Reproduce the entries in full and exactly. Pictures stay out.

(Stored data entries)
***

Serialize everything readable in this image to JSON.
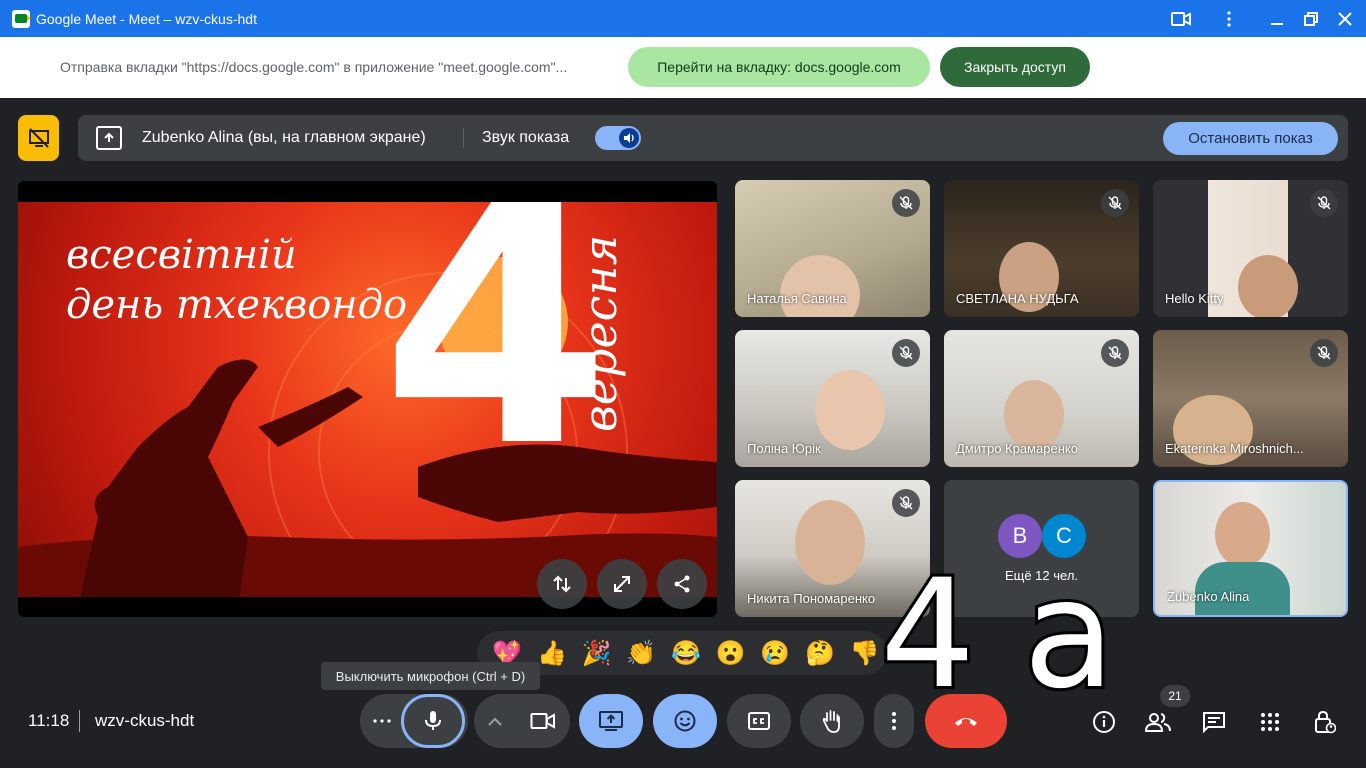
{
  "window": {
    "title": "Google Meet - Meet – wzv-ckus-hdt"
  },
  "share_notice": {
    "message": "Отправка вкладки \"https://docs.google.com\" в приложение \"meet.google.com\"...",
    "goto_label": "Перейти на вкладку: docs.google.com",
    "stop_label": "Закрыть доступ"
  },
  "present_bar": {
    "presenter": "Zubenko Alina (вы, на главном экране)",
    "sound_label": "Звук показа",
    "sound_on": true,
    "stop_label": "Остановить показ"
  },
  "slide": {
    "line1": "всесвітній",
    "line2": "день тхеквондо",
    "big_number": "4",
    "vertical": "вересня"
  },
  "participants": [
    {
      "name": "Наталья Савина",
      "muted": true
    },
    {
      "name": "СВЕТЛАНА НУДЬГА",
      "muted": true
    },
    {
      "name": "Hello Kitty",
      "muted": true
    },
    {
      "name": "Поліна Юрік",
      "muted": true
    },
    {
      "name": "Дмитро Крамаренко",
      "muted": true
    },
    {
      "name": "Ekaterinka Miroshnich...",
      "muted": true
    },
    {
      "name": "Никита Пономаренко",
      "muted": true
    }
  ],
  "more_tile": {
    "avatars": [
      "B",
      "C"
    ],
    "avatar_colors": [
      "#7e57c2",
      "#0288d1"
    ],
    "label": "Ещё 12 чел."
  },
  "self_tile": {
    "name": "Zubenko Alina"
  },
  "overlay_text": "4 a",
  "reactions": [
    "💖",
    "👍",
    "🎉",
    "👏",
    "😂",
    "😮",
    "😢",
    "🤔",
    "👎"
  ],
  "tooltip": "Выключить микрофон (Ctrl + D)",
  "bottom": {
    "time": "11:18",
    "meeting_code": "wzv-ckus-hdt",
    "people_count": "21"
  },
  "colors": {
    "titlebar": "#1a73e8",
    "accent": "#8ab4f8",
    "end_call": "#ea4335",
    "present_warn": "#fbbc04"
  }
}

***

*SOLUTION TO THIS EXERCISE*:
Serialize everything readable in this image to JSON.
{
  "window": {
    "title": "Google Meet - Meet – wzv-ckus-hdt"
  },
  "share_notice": {
    "message": "Отправка вкладки \"https://docs.google.com\" в приложение \"meet.google.com\"...",
    "goto_label": "Перейти на вкладку: docs.google.com",
    "stop_label": "Закрыть доступ"
  },
  "present_bar": {
    "presenter": "Zubenko Alina (вы, на главном экране)",
    "sound_label": "Звук показа",
    "sound_on": true,
    "stop_label": "Остановить показ"
  },
  "slide": {
    "line1": "всесвітній",
    "line2": "день тхеквондо",
    "big_number": "4",
    "vertical": "вересня"
  },
  "participants": [
    {
      "name": "Наталья Савина",
      "muted": true
    },
    {
      "name": "СВЕТЛАНА НУДЬГА",
      "muted": true
    },
    {
      "name": "Hello Kitty",
      "muted": true
    },
    {
      "name": "Поліна Юрік",
      "muted": true
    },
    {
      "name": "Дмитро Крамаренко",
      "muted": true
    },
    {
      "name": "Ekaterinka Miroshnich...",
      "muted": true
    },
    {
      "name": "Никита Пономаренко",
      "muted": true
    }
  ],
  "more_tile": {
    "avatars": [
      "B",
      "C"
    ],
    "avatar_colors": [
      "#7e57c2",
      "#0288d1"
    ],
    "label": "Ещё 12 чел."
  },
  "self_tile": {
    "name": "Zubenko Alina"
  },
  "overlay_text": "4 a",
  "reactions": [
    "💖",
    "👍",
    "🎉",
    "👏",
    "😂",
    "😮",
    "😢",
    "🤔",
    "👎"
  ],
  "tooltip": "Выключить микрофон (Ctrl + D)",
  "bottom": {
    "time": "11:18",
    "meeting_code": "wzv-ckus-hdt",
    "people_count": "21"
  },
  "colors": {
    "titlebar": "#1a73e8",
    "accent": "#8ab4f8",
    "end_call": "#ea4335",
    "present_warn": "#fbbc04"
  }
}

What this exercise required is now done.